A story on the Johnson & Johnson blog details how an engineer at DePuy Synthes, Abe Wright, led the way to help develop the LifePump that is helping bring clean water to Africa. He also co-founded Design Outreach, a cooperating organization in the Fellowship of Grace Brethren Churches. (Johnson & Johnson is the parent company of DePuy Synthes.) A portion of the story appears below. Click here to read the complete article.
LifePump: How DePuy Synthes is Bringing Fresh, Clean Water to Africa
How many times today did you reach for a faucet and turn it on to get water for drinking, cleaning or cooking? Most of us do it without a second thought because we’re accustomed to having it always there on the other side of the tap. But for one in nine individuals worldwide, that’s not the case. More than 780 million people lack access to clean, safe water according to Water.org. And that daily struggle to obtain one of life’s most basic needs motivated our DePuy Synthes colleagues to act. Thanks to a dedicated group of volunteers who put their problem-solving heads together to help others in need, there are now innovative deep-well water pumps humming in several African villages, providing clean, safe, convenient water to the families who live there. And more are on the way!
Seeds of Innovation
Since 2010, Warsaw-based DePuy Synthes Staff Engineer Abe Wright has spearheaded a humanitarian effort that has brought clean water to 12 African villages to date. During mission trips to the Central African Republic (CAR), Abe saw first-hand the dire circumstances caused by lack of potable water. He explained, “In many regions in Africa, water is located very deep underground.
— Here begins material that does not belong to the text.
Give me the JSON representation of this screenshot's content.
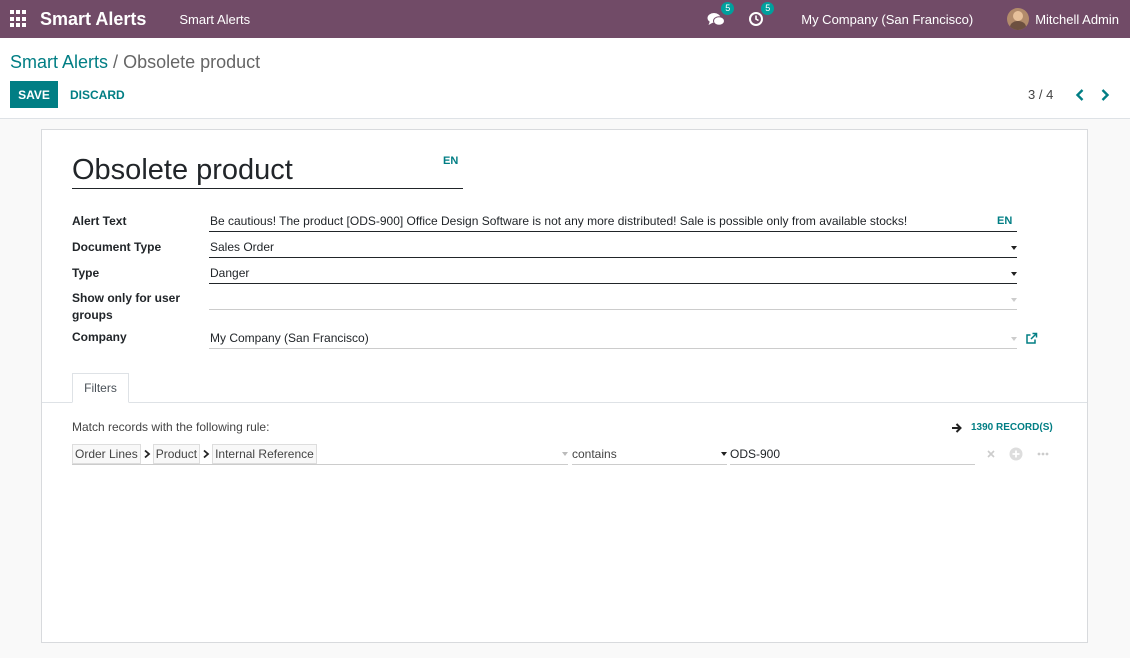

Traditional pumps either don’t reach deep enough or break quickly because they aren’t designed for such depths.”
Struck by watching people carry buckets for miles to access clean water when he could simply walk to the sink, Abe rallied engineer contacts from around the United States including colleagues from DePuy Synthes. Their goal: develop a better pump that would surpass the limitations of hand pumps, which typically stop working past 100-150 feet. The team formed a collaborative “think tank,” convening for hundreds of hours around brown bag lunches to design a progressive cavity pump (PCP) with the potential to source water from depths up to 500 feet.
Click here to read the complete article.